One of the myths about coronavirus is that smokers are less likely to become infected. It is not known where such a statement came from, but we can say with confidence that there is no reason to believe so. Rather, it’s quite the opposite. This confirms one recent study. Chinese doctors from Wuhan, which became the epicenter of COVID-19.
A study by doctors based on data from 78 patients showed that smokers had a 14% higher risk of developing pneumonia with COVID-19. This is especially true of elderly patients, in whom complications during the course of the disease are observed much more often.Lifehacker has a Telegram channel where we publish the latest information on the prevention and control of coronavirus. Subscribe!
Research also says no to smokers doctors from Spain, who a few years ago proved an increased risk of hospitalization due to smoking with the flu.
In other words, smoking can increase the risk of complications from a respiratory infection that can affect the human respiratory system. This also applies to COVID-19 disease, the course of which can be complicated by problems with mild and chronic ailments.
- WHO updates mask recommendations
Now they are advised to wear not only sick.
WHO Director-General Tedros Hebreyusus, at a new briefing on COVID-19, announced new recommendations for the prevention of coronavirus. Here are the main points:
- Doctors and other medical staff should always wear masks, regardless of whether they work with infected coronavirus infections or not.
- People over 60 years of age, as well as those who have chronic diseases, are advised to wear masks wherever it is impossible to maintain physical distance.
- The governments of the countries should encourage the wearing of masks in any places where it is impossible to maintain physical distance, especially for public transport and shops.
- Those with symptoms similar to coronavirus infection should stay at home.
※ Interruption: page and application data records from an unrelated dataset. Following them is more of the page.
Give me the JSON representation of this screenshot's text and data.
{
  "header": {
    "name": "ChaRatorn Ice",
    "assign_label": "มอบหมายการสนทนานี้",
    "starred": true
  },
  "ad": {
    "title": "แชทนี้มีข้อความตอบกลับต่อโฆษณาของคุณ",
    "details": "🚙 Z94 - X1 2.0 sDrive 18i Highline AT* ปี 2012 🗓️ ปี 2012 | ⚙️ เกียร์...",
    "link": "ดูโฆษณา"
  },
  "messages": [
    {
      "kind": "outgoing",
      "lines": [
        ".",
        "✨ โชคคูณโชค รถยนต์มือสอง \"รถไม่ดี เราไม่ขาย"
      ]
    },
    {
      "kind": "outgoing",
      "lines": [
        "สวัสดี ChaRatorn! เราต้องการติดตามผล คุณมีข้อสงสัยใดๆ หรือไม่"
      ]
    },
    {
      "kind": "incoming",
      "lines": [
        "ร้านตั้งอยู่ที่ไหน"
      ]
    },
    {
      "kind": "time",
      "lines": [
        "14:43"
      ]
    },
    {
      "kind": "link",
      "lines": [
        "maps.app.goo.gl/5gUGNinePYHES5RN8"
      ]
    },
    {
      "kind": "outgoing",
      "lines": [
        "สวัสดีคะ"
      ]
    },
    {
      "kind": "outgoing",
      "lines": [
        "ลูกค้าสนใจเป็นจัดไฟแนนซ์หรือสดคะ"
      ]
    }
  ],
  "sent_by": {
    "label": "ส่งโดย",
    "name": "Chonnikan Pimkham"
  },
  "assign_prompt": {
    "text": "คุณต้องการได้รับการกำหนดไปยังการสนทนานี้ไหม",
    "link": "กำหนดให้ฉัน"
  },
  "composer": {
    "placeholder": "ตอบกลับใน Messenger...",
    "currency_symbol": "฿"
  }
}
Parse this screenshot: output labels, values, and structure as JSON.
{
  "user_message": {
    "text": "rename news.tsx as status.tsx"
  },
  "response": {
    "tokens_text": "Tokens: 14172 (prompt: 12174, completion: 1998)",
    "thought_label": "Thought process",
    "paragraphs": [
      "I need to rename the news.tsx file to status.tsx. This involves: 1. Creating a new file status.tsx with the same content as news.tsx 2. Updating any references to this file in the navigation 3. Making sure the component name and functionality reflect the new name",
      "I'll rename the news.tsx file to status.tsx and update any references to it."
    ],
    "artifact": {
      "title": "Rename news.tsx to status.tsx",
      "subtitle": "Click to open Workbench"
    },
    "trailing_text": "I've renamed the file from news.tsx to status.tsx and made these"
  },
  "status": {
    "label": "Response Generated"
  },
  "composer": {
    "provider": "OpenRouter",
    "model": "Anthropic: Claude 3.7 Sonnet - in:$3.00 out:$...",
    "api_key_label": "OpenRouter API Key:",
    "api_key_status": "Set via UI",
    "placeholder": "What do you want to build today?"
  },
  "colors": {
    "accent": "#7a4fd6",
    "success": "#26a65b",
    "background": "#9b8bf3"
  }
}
All who contacted him should be quarantined.
- If a sick person or someone who has contacted him needs to leave the house, he must wear a mask.
- WHO considers masks to be of high quality, which consist of three layers of different materials or more.
Previously, the WHO spoke only about the need to wear masks for patients who were ill, because there was insufficient data (apart from clinical studies, which many experts consider to be of little relevance to real life).
- WHO recorded 106,000 new infections globally in 24 hours
The WHO recorded 106,000 infections in 24 hours, a record day since the outbreak, with two-thirds of these cases recorded in only 4 countries.
Tedros Adhanom-Ghebreyesus, Director General of the World Health Organization (WHO), said on May 20 that the number of coronavirus infections reported to the agency in the past 24 hours has been higher than at any time since outbreaks, according to CNN.
“We still have a long way to go in this pandemic,” Tedros said at a news conference in Geneva, Switzerland. “In the past 24 hours, 106,000 cases have been reported to WHO – the highest daily level since the outbreak.”
“About two-thirds of these cases have been reported in only four countries,” he added.
According to WHO epidemiologist Maria Van Kerkhove, confirming with CNN via email, these four countries are the US , Russia, Brazil and India.
It should be noted that there may be a delay in reporting the number of cases at various points in the process, so the above date record does not mean that these 106,000 people were infected, tested or statistically counted in the last 24 hours.
According to the constantly updated data of John Hopkins University, the world has recorded nearly 5 million cases of coronavirus, of which more than 326,000 people have died. The United States remains the leading country in both cases – more than 1.5 million, and deaths – more than 93,000.
Notably, Russia has recently become the second country in the number of cases – more than 308,000, although only a few weeks earlier did not even make the top 20 of the list. Brazil also climbed rapidly in the ranking, ranking third in the number of cases – more than 271,000.
Russia is ranked second in terms of deaths – more than 35,000, followed by Italy – more than 32,000, France – more than 28,000, Spain – more than 27,000.